Try it – Would you please restate all of the entries exactly, apart from the pictures?

(Web page and app entries)
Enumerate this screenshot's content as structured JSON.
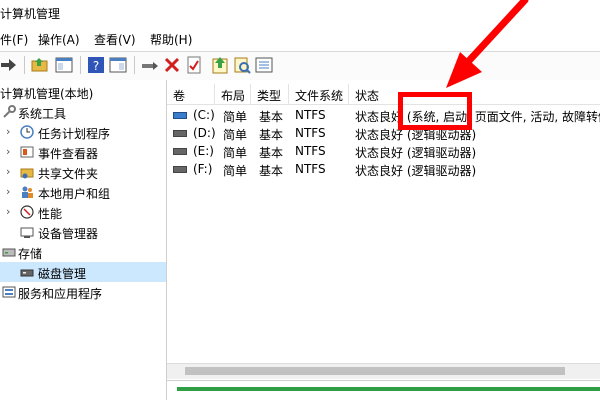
{
  "window": {
    "title": "计算机管理"
  },
  "menu": [
    {
      "label": "件(F)"
    },
    {
      "label": "操作(A)"
    },
    {
      "label": "查看(V)"
    },
    {
      "label": "帮助(H)"
    }
  ],
  "tree": {
    "root": "计算机管理(本地)",
    "items": [
      {
        "label": "系统工具"
      },
      {
        "label": "任务计划程序"
      },
      {
        "label": "事件查看器"
      },
      {
        "label": "共享文件夹"
      },
      {
        "label": "本地用户和组"
      },
      {
        "label": "性能"
      },
      {
        "label": "设备管理器"
      },
      {
        "label": "存储"
      },
      {
        "label": "磁盘管理"
      },
      {
        "label": "服务和应用程序"
      }
    ]
  },
  "columns": [
    {
      "label": "卷"
    },
    {
      "label": "布局"
    },
    {
      "label": "类型"
    },
    {
      "label": "文件系统"
    },
    {
      "label": "状态"
    }
  ],
  "volumes": [
    {
      "volume": "(C:)",
      "layout": "简单",
      "type": "基本",
      "fs": "NTFS",
      "status": "状态良好 (系统, 启动, 页面文件, 活动, 故障转储"
    },
    {
      "volume": "(D:)",
      "layout": "简单",
      "type": "基本",
      "fs": "NTFS",
      "status": "状态良好 (逻辑驱动器)"
    },
    {
      "volume": "(E:)",
      "layout": "简单",
      "type": "基本",
      "fs": "NTFS",
      "status": "状态良好 (逻辑驱动器)"
    },
    {
      "volume": "(F:)",
      "layout": "简单",
      "type": "基本",
      "fs": "NTFS",
      "status": "状态良好 (逻辑驱动器)"
    }
  ],
  "colors": {
    "annotation": "#ff0000",
    "selection": "#cce8ff",
    "disk_bar": "#2f9e44"
  }
}
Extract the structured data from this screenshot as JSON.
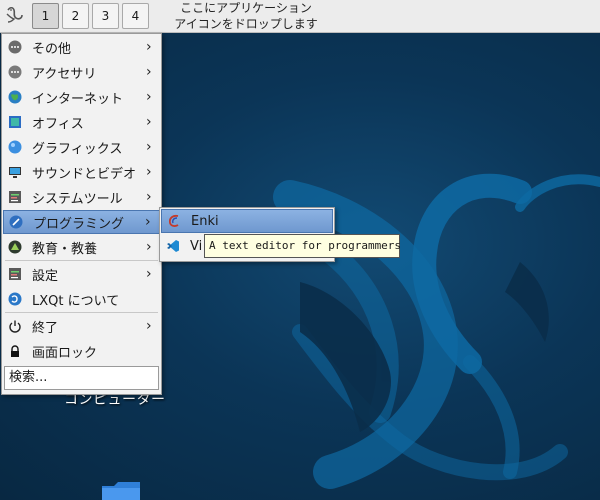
{
  "panel": {
    "workspaces": [
      "1",
      "2",
      "3",
      "4"
    ],
    "active_workspace": "1",
    "quicklaunch_hint_line1": "ここにアプリケーション",
    "quicklaunch_hint_line2": "アイコンをドロップします"
  },
  "desktop": {
    "computer_label": "コンピューター"
  },
  "menu": {
    "items": [
      {
        "label": "その他",
        "icon": "more-dots-icon",
        "submenu": true
      },
      {
        "label": "アクセサリ",
        "icon": "accessories-icon",
        "submenu": true
      },
      {
        "label": "インターネット",
        "icon": "globe-icon",
        "submenu": true
      },
      {
        "label": "オフィス",
        "icon": "office-icon",
        "submenu": true
      },
      {
        "label": "グラフィックス",
        "icon": "graphics-icon",
        "submenu": true
      },
      {
        "label": "サウンドとビデオ",
        "icon": "monitor-icon",
        "submenu": true
      },
      {
        "label": "システムツール",
        "icon": "system-tools-icon",
        "submenu": true
      },
      {
        "label": "プログラミング",
        "icon": "programming-icon",
        "submenu": true
      },
      {
        "label": "教育・教養",
        "icon": "education-icon",
        "submenu": true
      },
      {
        "label": "設定",
        "icon": "settings-icon",
        "submenu": true
      },
      {
        "label": "LXQt について",
        "icon": "lxqt-logo-icon",
        "submenu": false
      },
      {
        "label": "終了",
        "icon": "power-icon",
        "submenu": true
      },
      {
        "label": "画面ロック",
        "icon": "lock-icon",
        "submenu": false
      }
    ],
    "search_text": "検索..."
  },
  "submenu": {
    "items": [
      {
        "label": "Enki",
        "icon": "enki-icon"
      },
      {
        "label": "Vi",
        "icon": "vscode-icon"
      }
    ]
  },
  "tooltip": {
    "text": "A text editor for programmers"
  },
  "colors": {
    "highlight": "#7aa3d8",
    "desktop_bg": "#0b3557"
  }
}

Output of the task –
Enumerate this screenshot's content as structured JSON.
{
  "window": {
    "title": "计算机管理"
  },
  "menu": [
    {
      "label": "件(F)"
    },
    {
      "label": "操作(A)"
    },
    {
      "label": "查看(V)"
    },
    {
      "label": "帮助(H)"
    }
  ],
  "tree": {
    "root": "计算机管理(本地)",
    "items": [
      {
        "label": "系统工具"
      },
      {
        "label": "任务计划程序"
      },
      {
        "label": "事件查看器"
      },
      {
        "label": "共享文件夹"
      },
      {
        "label": "本地用户和组"
      },
      {
        "label": "性能"
      },
      {
        "label": "设备管理器"
      },
      {
        "label": "存储"
      },
      {
        "label": "磁盘管理"
      },
      {
        "label": "服务和应用程序"
      }
    ]
  },
  "columns": [
    {
      "label": "卷"
    },
    {
      "label": "布局"
    },
    {
      "label": "类型"
    },
    {
      "label": "文件系统"
    },
    {
      "label": "状态"
    }
  ],
  "volumes": [
    {
      "volume": "(C:)",
      "layout": "简单",
      "type": "基本",
      "fs": "NTFS",
      "status": "状态良好 (系统, 启动, 页面文件, 活动, 故障转储"
    },
    {
      "volume": "(D:)",
      "layout": "简单",
      "type": "基本",
      "fs": "NTFS",
      "status": "状态良好 (逻辑驱动器)"
    },
    {
      "volume": "(E:)",
      "layout": "简单",
      "type": "基本",
      "fs": "NTFS",
      "status": "状态良好 (逻辑驱动器)"
    },
    {
      "volume": "(F:)",
      "layout": "简单",
      "type": "基本",
      "fs": "NTFS",
      "status": "状态良好 (逻辑驱动器)"
    }
  ],
  "colors": {
    "annotation": "#ff0000",
    "selection": "#cce8ff",
    "disk_bar": "#2f9e44"
  }
}
Extract the structured data from this screenshot as JSON.
{
  "panel": {
    "workspaces": [
      "1",
      "2",
      "3",
      "4"
    ],
    "active_workspace": "1",
    "quicklaunch_hint_line1": "ここにアプリケーション",
    "quicklaunch_hint_line2": "アイコンをドロップします"
  },
  "desktop": {
    "computer_label": "コンピューター"
  },
  "menu": {
    "items": [
      {
        "label": "その他",
        "icon": "more-dots-icon",
        "submenu": true
      },
      {
        "label": "アクセサリ",
        "icon": "accessories-icon",
        "submenu": true
      },
      {
        "label": "インターネット",
        "icon": "globe-icon",
        "submenu": true
      },
      {
        "label": "オフィス",
        "icon": "office-icon",
        "submenu": true
      },
      {
        "label": "グラフィックス",
        "icon": "graphics-icon",
        "submenu": true
      },
      {
        "label": "サウンドとビデオ",
        "icon": "monitor-icon",
        "submenu": true
      },
      {
        "label": "システムツール",
        "icon": "system-tools-icon",
        "submenu": true
      },
      {
        "label": "プログラミング",
        "icon": "programming-icon",
        "submenu": true
      },
      {
        "label": "教育・教養",
        "icon": "education-icon",
        "submenu": true
      },
      {
        "label": "設定",
        "icon": "settings-icon",
        "submenu": true
      },
      {
        "label": "LXQt について",
        "icon": "lxqt-logo-icon",
        "submenu": false
      },
      {
        "label": "終了",
        "icon": "power-icon",
        "submenu": true
      },
      {
        "label": "画面ロック",
        "icon": "lock-icon",
        "submenu": false
      }
    ],
    "search_text": "検索..."
  },
  "submenu": {
    "items": [
      {
        "label": "Enki",
        "icon": "enki-icon"
      },
      {
        "label": "Vi",
        "icon": "vscode-icon"
      }
    ]
  },
  "tooltip": {
    "text": "A text editor for programmers"
  },
  "colors": {
    "highlight": "#7aa3d8",
    "desktop_bg": "#0b3557"
  }
}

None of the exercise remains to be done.